Grab a child – preferably one you know – and see it now.

Paddington Bear Movie Poster

Book review – Us by David Nicholls

I feel like I’ve grown up with David Nicholls.

Starter for Ten, The Understudy and the global phenomenon One Day. All written in a similar style, full of wit, poignancy and offbeat characters, I wonder how autobiographical each one is….

Us is a bitter-sweet dissection of the relationship between Douglas – a structured scientist and traditional disciplinarian – and Connie, his wayward, beautiful and artistic wife.

After 20 years of marriage Connie announces that she’s probably leaving Douglas. But they agree to go ahead with their Grand Tour of Europe, probably the last family holiday with Albie, their stroppy and lost 17 year-old son.

The holiday doesn’t quite go to plan and Douglas ends up confronting some of his demons in a series of helter-skelter misadventures across Europe, few of which were on his written itinerary.

As always, the writer’s characterisation is brilliant. Douglas is maddeningly unable to cut Albie much slack, trying to impose a scientist’s logical thinking onto a confused teenager in search of anything but structure, at the same time as Albie wrestles with his own challenges

The Grand Tour mishaps are neatly interwoven with the history of Douglas and Connie’s relationship, and other incidents that give some understanding of the present father and son dynamic. If there is any dynamism in something that’s so broken?

I embraced Us in much the same way I described bookish immersion here.  And I’m already looking forward to the movie version of Us, anticipating who might play the main characters in this deftly woven story.

And please don’t make us wait too long for the next instalment of your literary life, Mr Nicholls……

Book review – Charlotte Street by Danny Wallace

I’ve just finished one of those books where you’ve become so engaged – emotionally invested as the psycho-babblers might say – that you’re in a quandary over how to read the last 100 pages.

You’ve come to love the characters so much that you’ve finagled yourself into the narrative too. Well, they won’t notice, will they….?

You want to luxuriate in that booky pleasure and become one of their inner circle of off-the-wall friends….but at the same time you really want to know how the quirky plot will get resolved.

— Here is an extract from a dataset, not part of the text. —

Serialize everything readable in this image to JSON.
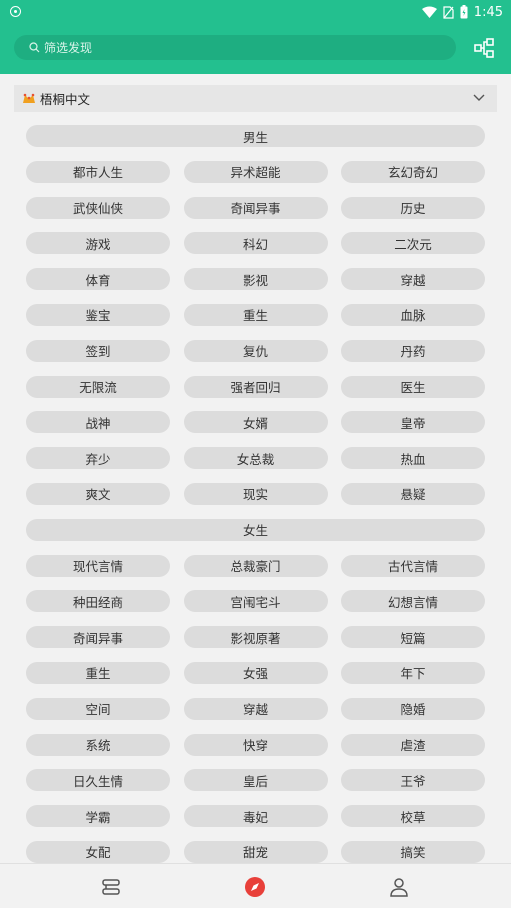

Welcome to the fun and immersive world of Charlotte Street, Danny Wallace’s first novel, published in 2012.

It’s all about a man who one night helps a girl. Just for a second. And there’s a moment between them. But then it’s over. She disappears. But in his hands, he realises he’s still got something of hers…

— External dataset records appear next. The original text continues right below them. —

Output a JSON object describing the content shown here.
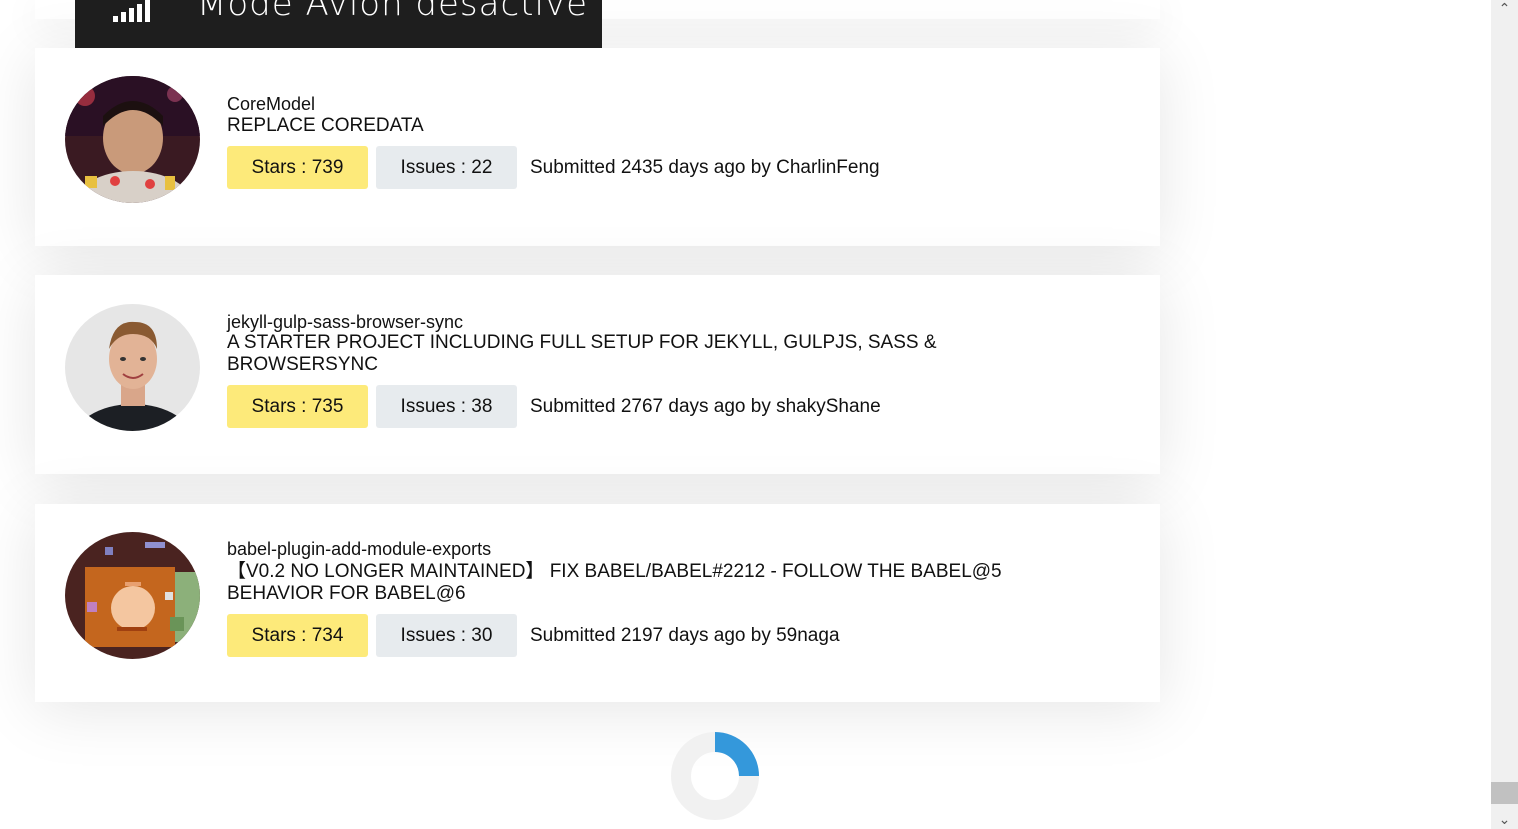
{
  "toast": {
    "text": "Mode Avion désactivé",
    "icon": "signal-bars-icon"
  },
  "repos": [
    {
      "name": "CoreModel",
      "description": "REPLACE COREDATA",
      "stars_label": "Stars : 739",
      "issues_label": "Issues : 22",
      "submitted": "Submitted 2435 days ago by CharlinFeng",
      "avatar": "user-avatar-photo"
    },
    {
      "name": "jekyll-gulp-sass-browser-sync",
      "description": "A STARTER PROJECT INCLUDING FULL SETUP FOR JEKYLL, GULPJS, SASS & BROWSERSYNC",
      "stars_label": "Stars : 735",
      "issues_label": "Issues : 38",
      "submitted": "Submitted 2767 days ago by shakyShane",
      "avatar": "user-avatar-photo"
    },
    {
      "name": "babel-plugin-add-module-exports",
      "description": "【V0.2 NO LONGER MAINTAINED】 FIX BABEL/BABEL#2212 - FOLLOW THE BABEL@5 BEHAVIOR FOR BABEL@6",
      "stars_label": "Stars : 734",
      "issues_label": "Issues : 30",
      "submitted": "Submitted 2197 days ago by 59naga",
      "avatar": "user-avatar-pixel-art"
    }
  ],
  "colors": {
    "stars_badge": "#fdea7a",
    "issues_badge": "#e7ebee",
    "spinner_accent": "#3498db",
    "toast_bg": "#1e1e1e"
  },
  "loading": {
    "spinner_progress": 0.25
  }
}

Her disposable camera. So what should he do? Develop the film? Or forget about her? He develops the film. Of course he does. And he looks at her photos. And that’s when he spots something very unusual indeed…

That’s the official synopsis, lifted from Danny’s website. But it’s really more about the characters than the plot. Well, the plot is clever and funny….but as you turn the 400 pages you live and enjoy, sometimes suffer, the characters’ lives with them long before the clever, funny plot resolves itself.

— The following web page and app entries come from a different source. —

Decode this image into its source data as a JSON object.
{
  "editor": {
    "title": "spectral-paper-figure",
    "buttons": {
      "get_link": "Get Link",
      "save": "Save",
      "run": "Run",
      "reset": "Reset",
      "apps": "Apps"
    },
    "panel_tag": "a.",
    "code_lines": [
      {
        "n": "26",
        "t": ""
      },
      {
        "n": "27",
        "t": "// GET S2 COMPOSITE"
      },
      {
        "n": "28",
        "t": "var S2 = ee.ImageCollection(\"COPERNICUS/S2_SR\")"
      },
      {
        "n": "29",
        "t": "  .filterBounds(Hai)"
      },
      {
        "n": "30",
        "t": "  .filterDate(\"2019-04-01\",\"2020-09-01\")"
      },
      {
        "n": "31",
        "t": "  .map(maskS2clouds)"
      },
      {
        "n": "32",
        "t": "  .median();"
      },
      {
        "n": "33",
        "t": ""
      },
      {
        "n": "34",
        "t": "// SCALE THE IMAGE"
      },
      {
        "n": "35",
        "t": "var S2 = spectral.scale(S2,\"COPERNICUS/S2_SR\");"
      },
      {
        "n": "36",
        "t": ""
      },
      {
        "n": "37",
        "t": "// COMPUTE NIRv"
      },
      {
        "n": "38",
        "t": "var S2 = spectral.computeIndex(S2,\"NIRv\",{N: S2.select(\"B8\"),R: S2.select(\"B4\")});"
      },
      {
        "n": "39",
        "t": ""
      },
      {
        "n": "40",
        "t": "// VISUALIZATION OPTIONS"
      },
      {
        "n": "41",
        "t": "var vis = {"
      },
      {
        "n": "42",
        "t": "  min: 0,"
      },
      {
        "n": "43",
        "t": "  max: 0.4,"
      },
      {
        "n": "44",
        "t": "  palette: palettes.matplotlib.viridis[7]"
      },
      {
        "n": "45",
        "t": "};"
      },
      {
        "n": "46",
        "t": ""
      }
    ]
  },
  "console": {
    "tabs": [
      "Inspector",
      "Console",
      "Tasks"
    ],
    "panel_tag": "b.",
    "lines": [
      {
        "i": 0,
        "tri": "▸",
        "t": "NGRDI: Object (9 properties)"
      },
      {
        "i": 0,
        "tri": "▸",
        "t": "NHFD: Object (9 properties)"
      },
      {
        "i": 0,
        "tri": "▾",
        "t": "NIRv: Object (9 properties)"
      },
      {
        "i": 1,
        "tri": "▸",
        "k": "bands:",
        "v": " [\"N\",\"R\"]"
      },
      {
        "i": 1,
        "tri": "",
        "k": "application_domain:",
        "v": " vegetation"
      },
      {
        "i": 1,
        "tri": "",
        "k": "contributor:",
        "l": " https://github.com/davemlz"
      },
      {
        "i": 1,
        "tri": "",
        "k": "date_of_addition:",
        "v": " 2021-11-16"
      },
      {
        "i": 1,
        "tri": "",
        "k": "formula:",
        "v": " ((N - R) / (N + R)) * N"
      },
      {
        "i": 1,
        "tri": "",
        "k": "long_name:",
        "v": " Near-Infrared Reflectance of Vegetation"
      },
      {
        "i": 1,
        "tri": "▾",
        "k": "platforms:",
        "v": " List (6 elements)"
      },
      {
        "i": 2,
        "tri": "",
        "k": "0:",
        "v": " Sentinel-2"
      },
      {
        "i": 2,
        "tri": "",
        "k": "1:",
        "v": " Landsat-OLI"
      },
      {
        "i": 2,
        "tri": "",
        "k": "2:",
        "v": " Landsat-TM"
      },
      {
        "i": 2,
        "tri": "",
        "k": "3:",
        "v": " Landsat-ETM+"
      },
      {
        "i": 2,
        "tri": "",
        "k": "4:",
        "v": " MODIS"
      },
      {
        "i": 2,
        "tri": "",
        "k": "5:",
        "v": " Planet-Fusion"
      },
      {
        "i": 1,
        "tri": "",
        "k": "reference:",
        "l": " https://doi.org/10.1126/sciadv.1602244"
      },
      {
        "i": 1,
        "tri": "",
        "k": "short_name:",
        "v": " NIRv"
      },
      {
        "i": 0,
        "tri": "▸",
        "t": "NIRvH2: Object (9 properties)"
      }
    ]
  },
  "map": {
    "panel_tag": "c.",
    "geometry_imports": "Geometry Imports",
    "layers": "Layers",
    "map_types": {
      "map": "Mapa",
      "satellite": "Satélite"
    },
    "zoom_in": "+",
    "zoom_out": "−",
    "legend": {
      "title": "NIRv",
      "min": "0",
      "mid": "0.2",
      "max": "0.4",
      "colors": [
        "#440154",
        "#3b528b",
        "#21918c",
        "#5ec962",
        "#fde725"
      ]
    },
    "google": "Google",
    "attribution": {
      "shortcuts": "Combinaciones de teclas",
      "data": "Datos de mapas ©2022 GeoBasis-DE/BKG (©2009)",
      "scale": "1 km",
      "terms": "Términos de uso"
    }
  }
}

The narrator and central character is Jason Priestley. No, not the Beverley Hills 90210 Jason Priestley, as Danny’s Jason frequently has to explain.

He’s been a knob. He has a shot at redemption, but blows it. Several times. He gives up hope. He redeems himself just in time. He regains hope.

But wow, the story is weaved brilliantly around that over simplified summary of Jason’s character using some original plot development techniques and a motley crew of friends and passing acquaintances.

I get the feeling Danny is clever and funny. One of his writing techniques is clever and funny repetition…like always mentioning that Jason lives with his best mate Dev on the Caledonian Road, above a videogame shop between a Polish newsagents and that place that everyone thought was a brothel, but wasn’t.

But it’s a heartwarming, emotional, witty, sad, insightful novel that I know you’ll enjoy too.

And yes, it’s also very clever and very funny.